Wednesday 8th October 2014

Buglife believes that all invertebrates are important. However sometimes bugs can end up where they’re not supposed to, and sometimes this leads to problems. These alien (non-native) species may have damaging effects on their new environment and can push out our native animals or plants.

Buglife have contributed to a priority alien species list that has been submitted by environmental organisations to Defra, in an attempt to halt the introduction to the UK of the most invasive species. The launch of this list comes as yet another highly invasive and potentially damaging invertebrate, the Quagga mussel (Dreissena bugensis) has been found in UK waters for the first time.

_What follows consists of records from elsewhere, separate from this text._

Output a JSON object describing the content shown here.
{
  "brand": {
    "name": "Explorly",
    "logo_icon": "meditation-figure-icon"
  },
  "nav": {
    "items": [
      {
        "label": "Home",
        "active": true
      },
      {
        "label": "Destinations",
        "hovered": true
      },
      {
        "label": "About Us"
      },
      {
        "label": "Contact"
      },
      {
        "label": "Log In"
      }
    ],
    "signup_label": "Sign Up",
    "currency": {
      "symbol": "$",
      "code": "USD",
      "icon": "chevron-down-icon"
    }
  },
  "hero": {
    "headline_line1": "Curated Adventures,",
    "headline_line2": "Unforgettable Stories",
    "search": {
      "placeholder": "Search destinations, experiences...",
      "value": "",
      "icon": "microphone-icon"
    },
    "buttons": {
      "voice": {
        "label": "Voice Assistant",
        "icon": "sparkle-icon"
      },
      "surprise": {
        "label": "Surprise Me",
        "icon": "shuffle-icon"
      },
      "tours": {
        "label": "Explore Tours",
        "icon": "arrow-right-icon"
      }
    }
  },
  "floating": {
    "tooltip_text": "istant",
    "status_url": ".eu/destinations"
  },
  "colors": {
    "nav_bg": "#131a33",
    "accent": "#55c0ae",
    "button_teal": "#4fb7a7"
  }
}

Dr Margaret Palmer, compiler of the list of 54 invertebrates, said “This list includes species that have been with us for some time and others that are thought to be on their way here. In fact this year, as we have been drawing up the list, three of the species on it have been found in this country for the first time. These are two crabs from the western Pacific – the Asian shore crab (Hemigrapsus sanguineus) and the Brush-clawed shore crab (Hemigrapsus takanoi) – as well as the Quagga mussel, which was recently discovered in Surrey.”

A new EU regulation, coming into effect on the 1st January 2015, advises member states to create lists of invasive alien species of concern within their own territories, and put appropriate control measures in place. With this in mind, Buglife have defined a process, based on reliable and up-to-date information, for identifying species which are likely to cause the most damage to our environment.

The arrival of the Quagga mussel is an example of why action is needed. Originally from Ukraine, this species has now colonised the Netherlands, Germany and North America. Due to its filtering capacity and ability to produce dense populations, it can significantly reduce native biodiversity, and alter whole freshwater ecosystems. It is also a nuisance and economic problem when growing in pipes of water treatment plants or commercial ships.

Craig Macadam, Buglife’s Conservation Director said “We hope that the UK will come up with an adequate response to the new regulation. Buglife are calling on the Government to take action, for instance by signing the Ballast Water Management Convention, before many more alien species become established in the UK.